--- AVAILABLE DATA ---
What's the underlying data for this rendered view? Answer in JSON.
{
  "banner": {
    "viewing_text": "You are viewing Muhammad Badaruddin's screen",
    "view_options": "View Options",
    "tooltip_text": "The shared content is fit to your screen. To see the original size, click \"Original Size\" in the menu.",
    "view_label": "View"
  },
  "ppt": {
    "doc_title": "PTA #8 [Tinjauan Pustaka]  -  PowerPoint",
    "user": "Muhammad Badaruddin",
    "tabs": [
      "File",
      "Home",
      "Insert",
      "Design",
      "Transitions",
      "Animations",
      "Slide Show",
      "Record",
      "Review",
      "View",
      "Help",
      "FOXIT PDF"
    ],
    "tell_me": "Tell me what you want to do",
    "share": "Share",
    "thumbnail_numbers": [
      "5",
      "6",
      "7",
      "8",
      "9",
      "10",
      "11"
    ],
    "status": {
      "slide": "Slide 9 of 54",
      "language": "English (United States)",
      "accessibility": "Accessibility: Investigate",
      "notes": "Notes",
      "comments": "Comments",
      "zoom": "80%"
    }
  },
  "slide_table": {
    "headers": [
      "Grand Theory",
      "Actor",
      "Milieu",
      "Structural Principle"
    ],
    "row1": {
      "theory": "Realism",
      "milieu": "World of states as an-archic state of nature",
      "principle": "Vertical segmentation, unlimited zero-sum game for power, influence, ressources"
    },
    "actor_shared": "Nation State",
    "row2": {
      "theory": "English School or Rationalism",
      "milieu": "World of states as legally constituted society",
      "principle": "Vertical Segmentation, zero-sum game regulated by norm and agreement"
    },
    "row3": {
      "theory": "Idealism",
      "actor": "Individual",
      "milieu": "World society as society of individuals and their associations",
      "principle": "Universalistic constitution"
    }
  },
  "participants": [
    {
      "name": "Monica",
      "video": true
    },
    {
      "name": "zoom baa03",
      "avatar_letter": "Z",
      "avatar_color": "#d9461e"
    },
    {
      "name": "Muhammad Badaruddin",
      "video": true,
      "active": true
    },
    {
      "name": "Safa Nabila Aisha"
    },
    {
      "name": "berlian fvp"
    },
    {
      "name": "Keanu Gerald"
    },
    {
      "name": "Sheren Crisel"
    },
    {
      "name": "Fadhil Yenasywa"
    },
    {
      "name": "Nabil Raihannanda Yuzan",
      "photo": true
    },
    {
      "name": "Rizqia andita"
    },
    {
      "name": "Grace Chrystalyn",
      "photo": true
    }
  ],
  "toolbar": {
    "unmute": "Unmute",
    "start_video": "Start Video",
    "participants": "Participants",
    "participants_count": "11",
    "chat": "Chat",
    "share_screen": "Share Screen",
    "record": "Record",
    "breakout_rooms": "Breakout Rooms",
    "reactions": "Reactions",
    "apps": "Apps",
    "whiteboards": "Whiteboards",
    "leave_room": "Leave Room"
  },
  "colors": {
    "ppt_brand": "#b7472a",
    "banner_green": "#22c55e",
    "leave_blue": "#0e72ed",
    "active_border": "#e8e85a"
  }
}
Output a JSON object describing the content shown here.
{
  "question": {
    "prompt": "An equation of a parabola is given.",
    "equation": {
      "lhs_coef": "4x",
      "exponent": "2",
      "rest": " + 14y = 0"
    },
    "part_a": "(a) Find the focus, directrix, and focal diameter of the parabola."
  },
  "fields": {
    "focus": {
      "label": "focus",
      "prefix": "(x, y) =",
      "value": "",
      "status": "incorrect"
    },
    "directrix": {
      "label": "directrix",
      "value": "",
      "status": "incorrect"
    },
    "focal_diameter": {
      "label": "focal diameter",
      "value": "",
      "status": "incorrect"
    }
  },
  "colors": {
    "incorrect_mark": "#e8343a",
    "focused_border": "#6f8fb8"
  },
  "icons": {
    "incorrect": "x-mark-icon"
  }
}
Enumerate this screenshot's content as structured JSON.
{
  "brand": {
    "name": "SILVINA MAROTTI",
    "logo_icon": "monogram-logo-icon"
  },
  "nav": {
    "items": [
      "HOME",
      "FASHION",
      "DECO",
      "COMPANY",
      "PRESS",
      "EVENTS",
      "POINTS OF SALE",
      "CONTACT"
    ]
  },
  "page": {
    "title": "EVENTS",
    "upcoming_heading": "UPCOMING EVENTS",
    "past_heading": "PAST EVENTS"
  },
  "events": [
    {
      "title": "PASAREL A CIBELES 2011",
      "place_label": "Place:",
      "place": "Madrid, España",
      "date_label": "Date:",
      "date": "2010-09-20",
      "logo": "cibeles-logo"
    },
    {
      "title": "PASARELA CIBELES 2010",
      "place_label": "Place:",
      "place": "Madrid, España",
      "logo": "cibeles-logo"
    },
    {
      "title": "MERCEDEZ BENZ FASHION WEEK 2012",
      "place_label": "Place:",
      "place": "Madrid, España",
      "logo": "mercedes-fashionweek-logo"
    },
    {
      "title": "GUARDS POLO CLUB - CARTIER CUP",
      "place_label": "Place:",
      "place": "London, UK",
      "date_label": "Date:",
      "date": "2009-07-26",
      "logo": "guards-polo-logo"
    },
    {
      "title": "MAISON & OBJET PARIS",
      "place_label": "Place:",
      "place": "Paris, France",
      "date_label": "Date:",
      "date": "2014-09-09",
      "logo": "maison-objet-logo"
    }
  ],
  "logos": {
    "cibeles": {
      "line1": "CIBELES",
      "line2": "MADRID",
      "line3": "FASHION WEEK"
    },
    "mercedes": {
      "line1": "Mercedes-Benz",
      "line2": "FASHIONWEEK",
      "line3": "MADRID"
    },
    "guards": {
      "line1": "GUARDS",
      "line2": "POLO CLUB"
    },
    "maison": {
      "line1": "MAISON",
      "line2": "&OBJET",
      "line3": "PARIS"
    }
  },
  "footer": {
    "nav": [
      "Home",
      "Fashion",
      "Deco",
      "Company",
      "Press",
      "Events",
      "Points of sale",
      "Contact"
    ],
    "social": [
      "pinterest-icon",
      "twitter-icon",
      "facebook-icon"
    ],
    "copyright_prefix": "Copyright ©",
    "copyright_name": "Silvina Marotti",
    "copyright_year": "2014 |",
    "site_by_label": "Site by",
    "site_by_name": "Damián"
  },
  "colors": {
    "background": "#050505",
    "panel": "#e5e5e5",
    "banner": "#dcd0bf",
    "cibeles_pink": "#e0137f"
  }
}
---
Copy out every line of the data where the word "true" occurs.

> **SOLUTION BELOW**
      "video": true
      "video": true,
      "active": true
      "photo": true
      "photo": true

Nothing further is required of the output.